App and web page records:
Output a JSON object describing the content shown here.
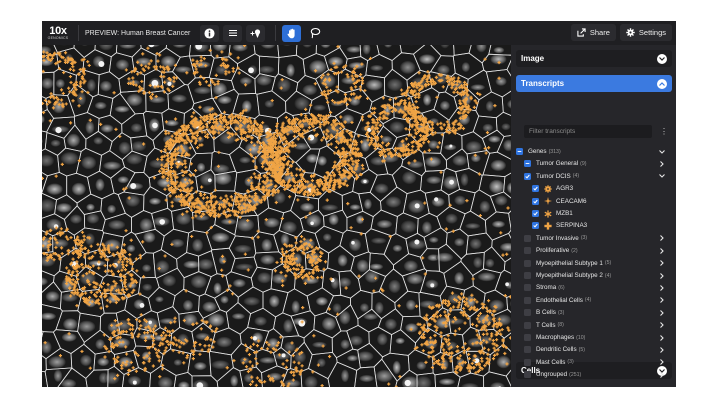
{
  "header": {
    "logo_main": "10x",
    "logo_sub": "GENOMICS",
    "title": "PREVIEW: Human Breast Cancer",
    "share_label": "Share",
    "settings_label": "Settings"
  },
  "panel": {
    "image_label": "Image",
    "transcripts_label": "Transcripts",
    "filter_placeholder": "Filter transcripts",
    "cells_label": "Cells",
    "genes": {
      "label": "Genes",
      "count": "(313)"
    },
    "groups": [
      {
        "label": "Tumor General",
        "count": "(9)",
        "state": "indeterminate",
        "expanded": false
      },
      {
        "label": "Tumor DCIS",
        "count": "(4)",
        "state": "checked",
        "expanded": true,
        "genes": [
          {
            "label": "AGR3",
            "icon": "gear-glyph",
            "checked": true
          },
          {
            "label": "CEACAM6",
            "icon": "sparkle-glyph",
            "checked": true
          },
          {
            "label": "MZB1",
            "icon": "asterisk-glyph",
            "checked": true
          },
          {
            "label": "SERPINA3",
            "icon": "plus-glyph",
            "checked": true
          }
        ]
      },
      {
        "label": "Tumor Invasive",
        "count": "(3)",
        "state": "unchecked"
      },
      {
        "label": "Proliferative",
        "count": "(2)",
        "state": "unchecked"
      },
      {
        "label": "Myoepithelial Subtype 1",
        "count": "(5)",
        "state": "unchecked"
      },
      {
        "label": "Myoepithelial Subtype 2",
        "count": "(4)",
        "state": "unchecked"
      },
      {
        "label": "Stroma",
        "count": "(6)",
        "state": "unchecked"
      },
      {
        "label": "Endothelial Cells",
        "count": "(4)",
        "state": "unchecked"
      },
      {
        "label": "B Cells",
        "count": "(3)",
        "state": "unchecked"
      },
      {
        "label": "T Cells",
        "count": "(8)",
        "state": "unchecked"
      },
      {
        "label": "Macrophages",
        "count": "(10)",
        "state": "unchecked"
      },
      {
        "label": "Dendritic Cells",
        "count": "(5)",
        "state": "unchecked"
      },
      {
        "label": "Mast Cells",
        "count": "(3)",
        "state": "unchecked"
      },
      {
        "label": "Ungrouped",
        "count": "(251)",
        "state": "unchecked"
      }
    ]
  },
  "colors": {
    "accent": "#2f74e0",
    "transcript_dot": "#f0a445",
    "panel_bg": "#26262a"
  }
}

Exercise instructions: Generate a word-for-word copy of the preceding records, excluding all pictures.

Reply to the exercise:
Output a JSON object describing the content shown here.
{
  "header": {
    "logo_main": "10x",
    "logo_sub": "GENOMICS",
    "title": "PREVIEW: Human Breast Cancer",
    "share_label": "Share",
    "settings_label": "Settings"
  },
  "panel": {
    "image_label": "Image",
    "transcripts_label": "Transcripts",
    "filter_placeholder": "Filter transcripts",
    "cells_label": "Cells",
    "genes": {
      "label": "Genes",
      "count": "(313)"
    },
    "groups": [
      {
        "label": "Tumor General",
        "count": "(9)",
        "state": "indeterminate",
        "expanded": false
      },
      {
        "label": "Tumor DCIS",
        "count": "(4)",
        "state": "checked",
        "expanded": true,
        "genes": [
          {
            "label": "AGR3",
            "icon": "gear-glyph",
            "checked": true
          },
          {
            "label": "CEACAM6",
            "icon": "sparkle-glyph",
            "checked": true
          },
          {
            "label": "MZB1",
            "icon": "asterisk-glyph",
            "checked": true
          },
          {
            "label": "SERPINA3",
            "icon": "plus-glyph",
            "checked": true
          }
        ]
      },
      {
        "label": "Tumor Invasive",
        "count": "(3)",
        "state": "unchecked"
      },
      {
        "label": "Proliferative",
        "count": "(2)",
        "state": "unchecked"
      },
      {
        "label": "Myoepithelial Subtype 1",
        "count": "(5)",
        "state": "unchecked"
      },
      {
        "label": "Myoepithelial Subtype 2",
        "count": "(4)",
        "state": "unchecked"
      },
      {
        "label": "Stroma",
        "count": "(6)",
        "state": "unchecked"
      },
      {
        "label": "Endothelial Cells",
        "count": "(4)",
        "state": "unchecked"
      },
      {
        "label": "B Cells",
        "count": "(3)",
        "state": "unchecked"
      },
      {
        "label": "T Cells",
        "count": "(8)",
        "state": "unchecked"
      },
      {
        "label": "Macrophages",
        "count": "(10)",
        "state": "unchecked"
      },
      {
        "label": "Dendritic Cells",
        "count": "(5)",
        "state": "unchecked"
      },
      {
        "label": "Mast Cells",
        "count": "(3)",
        "state": "unchecked"
      },
      {
        "label": "Ungrouped",
        "count": "(251)",
        "state": "unchecked"
      }
    ]
  },
  "colors": {
    "accent": "#2f74e0",
    "transcript_dot": "#f0a445",
    "panel_bg": "#26262a"
  }
}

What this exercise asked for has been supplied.